Developers writing code for thousands of websites now have a stronger and more flexible architecture upon which to build their informational foundations.
Django 1.2, an updated Web development framework released this week, gives developers the ability to draw information from any number of different databases to create a single, cohesive website, said Jacob Kaplan-Moss, president of the Lawrence-based Django Software Foundation.
Such flexibility is considered key for people looking to build faster, more reliant and increasingly expansive websites.
“There are literally tens or maybe hundreds of thousands of developers using Django all over the world,” Kaplan-Moss said. “We have them on every continent, and that does include Antarctica, a group at a research station there. They use Django at the South Pole.”

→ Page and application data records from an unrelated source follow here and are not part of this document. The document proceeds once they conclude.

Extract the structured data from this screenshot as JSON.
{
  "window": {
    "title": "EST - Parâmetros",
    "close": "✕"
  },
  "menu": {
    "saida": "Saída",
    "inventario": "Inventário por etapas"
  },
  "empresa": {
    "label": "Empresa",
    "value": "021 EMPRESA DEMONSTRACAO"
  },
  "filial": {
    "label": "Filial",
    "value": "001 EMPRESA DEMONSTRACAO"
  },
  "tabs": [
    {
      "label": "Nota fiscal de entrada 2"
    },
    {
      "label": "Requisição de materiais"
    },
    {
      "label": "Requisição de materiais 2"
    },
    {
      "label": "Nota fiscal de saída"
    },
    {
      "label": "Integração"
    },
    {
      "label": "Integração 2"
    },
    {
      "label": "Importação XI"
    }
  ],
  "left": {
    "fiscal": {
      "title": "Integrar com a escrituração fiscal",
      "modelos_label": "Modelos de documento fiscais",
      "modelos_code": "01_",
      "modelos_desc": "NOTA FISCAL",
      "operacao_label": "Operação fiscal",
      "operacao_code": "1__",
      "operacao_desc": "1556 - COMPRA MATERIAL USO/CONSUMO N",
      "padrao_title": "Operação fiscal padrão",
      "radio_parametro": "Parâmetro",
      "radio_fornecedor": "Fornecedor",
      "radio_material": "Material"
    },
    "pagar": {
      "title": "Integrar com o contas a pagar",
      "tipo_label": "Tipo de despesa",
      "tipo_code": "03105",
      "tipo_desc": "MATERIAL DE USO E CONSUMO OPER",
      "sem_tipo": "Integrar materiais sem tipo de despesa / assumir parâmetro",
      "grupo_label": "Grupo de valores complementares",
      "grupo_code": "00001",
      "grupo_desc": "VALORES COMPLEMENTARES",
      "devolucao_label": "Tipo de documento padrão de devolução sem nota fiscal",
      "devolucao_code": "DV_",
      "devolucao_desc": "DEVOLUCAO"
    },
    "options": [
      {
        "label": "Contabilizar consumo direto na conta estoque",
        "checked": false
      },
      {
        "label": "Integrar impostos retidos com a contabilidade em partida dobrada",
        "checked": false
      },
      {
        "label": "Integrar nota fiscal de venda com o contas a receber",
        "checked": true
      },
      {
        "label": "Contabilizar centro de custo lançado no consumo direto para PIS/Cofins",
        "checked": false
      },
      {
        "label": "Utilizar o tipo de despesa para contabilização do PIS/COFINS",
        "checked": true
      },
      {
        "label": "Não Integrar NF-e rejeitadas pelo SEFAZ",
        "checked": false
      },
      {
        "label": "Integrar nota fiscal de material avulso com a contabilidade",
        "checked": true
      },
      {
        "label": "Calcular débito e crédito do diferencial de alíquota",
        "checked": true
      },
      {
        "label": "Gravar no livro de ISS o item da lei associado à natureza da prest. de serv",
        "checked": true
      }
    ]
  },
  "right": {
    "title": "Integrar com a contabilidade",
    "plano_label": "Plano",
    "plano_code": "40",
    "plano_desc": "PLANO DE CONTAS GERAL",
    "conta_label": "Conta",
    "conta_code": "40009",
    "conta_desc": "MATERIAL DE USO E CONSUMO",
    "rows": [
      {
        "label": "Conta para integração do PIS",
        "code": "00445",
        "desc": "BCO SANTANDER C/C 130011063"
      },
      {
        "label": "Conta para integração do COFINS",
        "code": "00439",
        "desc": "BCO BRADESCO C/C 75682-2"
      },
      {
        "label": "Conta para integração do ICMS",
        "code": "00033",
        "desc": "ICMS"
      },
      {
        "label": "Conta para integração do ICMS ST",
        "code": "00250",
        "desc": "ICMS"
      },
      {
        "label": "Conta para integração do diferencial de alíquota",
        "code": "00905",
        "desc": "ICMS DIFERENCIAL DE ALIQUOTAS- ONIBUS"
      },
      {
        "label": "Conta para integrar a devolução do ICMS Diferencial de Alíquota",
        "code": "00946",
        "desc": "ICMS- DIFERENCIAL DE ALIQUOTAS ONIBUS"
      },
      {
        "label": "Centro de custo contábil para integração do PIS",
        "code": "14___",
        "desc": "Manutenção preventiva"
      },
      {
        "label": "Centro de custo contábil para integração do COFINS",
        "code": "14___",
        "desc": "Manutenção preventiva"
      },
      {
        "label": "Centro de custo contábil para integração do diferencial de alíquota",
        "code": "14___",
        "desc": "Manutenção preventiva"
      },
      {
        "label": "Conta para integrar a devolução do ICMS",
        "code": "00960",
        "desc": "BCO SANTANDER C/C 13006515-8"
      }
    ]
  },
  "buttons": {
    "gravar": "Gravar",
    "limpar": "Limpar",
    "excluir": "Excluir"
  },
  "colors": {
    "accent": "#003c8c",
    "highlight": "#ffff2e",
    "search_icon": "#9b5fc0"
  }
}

The work started with developers at The World Company, owner of the Journal-World. They went on to release the code in 2005, and version 1.2 is the eighth public edition for an open-source project that thus far has drawn substantial contributions from about 500 individuals.

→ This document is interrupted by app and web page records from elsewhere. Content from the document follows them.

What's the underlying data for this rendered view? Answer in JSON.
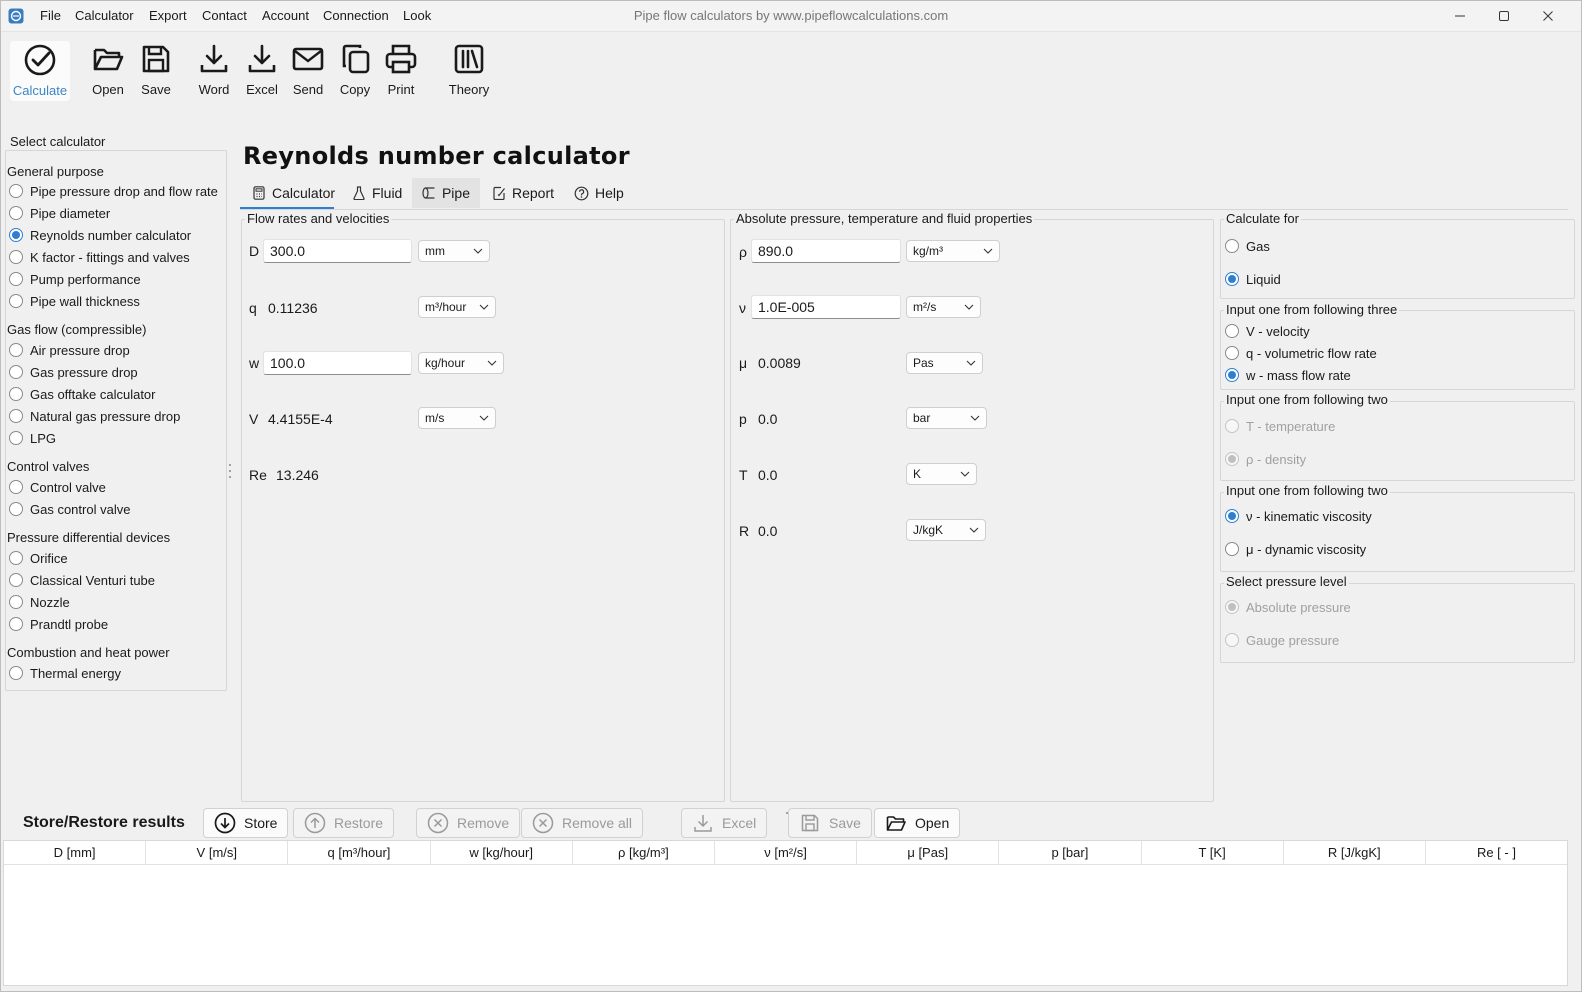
{
  "window": {
    "title": "Pipe flow calculators by www.pipeflowcalculations.com",
    "menu": [
      "File",
      "Calculator",
      "Export",
      "Contact",
      "Account",
      "Connection",
      "Look"
    ]
  },
  "toolbar": {
    "calculate": "Calculate",
    "open": "Open",
    "save": "Save",
    "word": "Word",
    "excel": "Excel",
    "send": "Send",
    "copy": "Copy",
    "print": "Print",
    "theory": "Theory",
    "accent_color": "#3a86c8"
  },
  "sidebar": {
    "title": "Select calculator",
    "groups": [
      {
        "title": "General purpose",
        "items": [
          "Pipe pressure drop and flow rate",
          "Pipe diameter",
          "Reynolds number calculator",
          "K factor - fittings and valves",
          "Pump performance",
          "Pipe wall thickness"
        ]
      },
      {
        "title": "Gas flow (compressible)",
        "items": [
          "Air pressure drop",
          "Gas pressure drop",
          "Gas offtake calculator",
          "Natural gas pressure drop",
          "LPG"
        ]
      },
      {
        "title": "Control valves",
        "items": [
          "Control valve",
          "Gas control valve"
        ]
      },
      {
        "title": "Pressure differential devices",
        "items": [
          "Orifice",
          "Classical Venturi tube",
          "Nozzle",
          "Prandtl probe"
        ]
      },
      {
        "title": "Combustion and heat power",
        "items": [
          "Thermal energy"
        ]
      }
    ],
    "selected": "Reynolds number calculator"
  },
  "main": {
    "title": "Reynolds number calculator",
    "tabs": [
      "Calculator",
      "Fluid",
      "Pipe",
      "Report",
      "Help"
    ],
    "active_tab": "Calculator",
    "flow": {
      "title": "Flow rates and velocities",
      "D": {
        "label": "D",
        "value": "300.0",
        "unit": "mm"
      },
      "q": {
        "label": "q",
        "value": "0.11236",
        "unit": "m³/hour"
      },
      "w": {
        "label": "w",
        "value": "100.0",
        "unit": "kg/hour"
      },
      "V": {
        "label": "V",
        "value": "4.4155E-4",
        "unit": "m/s"
      },
      "Re": {
        "label": "Re",
        "value": "13.246"
      }
    },
    "props": {
      "title": "Absolute pressure, temperature and fluid properties",
      "rho": {
        "label": "ρ",
        "value": "890.0",
        "unit": "kg/m³"
      },
      "nu": {
        "label": "ν",
        "value": "1.0E-005",
        "unit": "m²/s"
      },
      "mu": {
        "label": "μ",
        "value": "0.0089",
        "unit": "Pas"
      },
      "p": {
        "label": "p",
        "value": "0.0",
        "unit": "bar"
      },
      "T": {
        "label": "T",
        "value": "0.0",
        "unit": "K"
      },
      "R": {
        "label": "R",
        "value": "0.0",
        "unit": "J/kgK"
      }
    }
  },
  "options": {
    "calc_for": {
      "title": "Calculate for",
      "options": [
        "Gas",
        "Liquid"
      ],
      "selected": "Liquid"
    },
    "input3": {
      "title": "Input one from following three",
      "options": [
        "V - velocity",
        "q - volumetric flow rate",
        "w - mass flow rate"
      ],
      "selected": "w - mass flow rate"
    },
    "input2a": {
      "title": "Input one from following two",
      "options": [
        "T - temperature",
        "ρ - density"
      ],
      "selected": "ρ - density",
      "disabled": true
    },
    "input2b": {
      "title": "Input one from following two",
      "options": [
        "ν - kinematic viscosity",
        "μ - dynamic viscosity"
      ],
      "selected": "ν - kinematic viscosity"
    },
    "pressure": {
      "title": "Select pressure level",
      "options": [
        "Absolute pressure",
        "Gauge pressure"
      ],
      "selected": "Absolute pressure",
      "disabled": true
    }
  },
  "store": {
    "title": "Store/Restore results",
    "buttons": {
      "store": "Store",
      "restore": "Restore",
      "remove": "Remove",
      "remove_all": "Remove all",
      "excel": "Excel",
      "save": "Save",
      "open": "Open"
    },
    "columns": [
      "D [mm]",
      "V [m/s]",
      "q [m³/hour]",
      "w [kg/hour]",
      "ρ [kg/m³]",
      "ν [m²/s]",
      "μ [Pas]",
      "p [bar]",
      "T [K]",
      "R [J/kgK]",
      "Re [ - ]"
    ]
  }
}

Their collective work allows a mortgage broker to use the framework for combining his service database with electronic forms. Media companies access photos, videos, audio files, documents and other media from various repositories to distribute content. NASA researchers tap into Django to share data through an intranet.
All now can draw upon countless databases by writing a single application.
“That’s the big win for most developers using Django,” said James Bennett, who works at the Journal-World and serves as Django release manager.
The Django Software Foundation, a not-for-profit organization, formally holds the code, copyright and trademarks related to Django. The group also supports the hundreds of volunteers and thousands of users — more than 17,000 are on Django’s mailing list worldwide — who spend their time adjusting and incorporating the framework.
For more information, visit DjangoProject.com.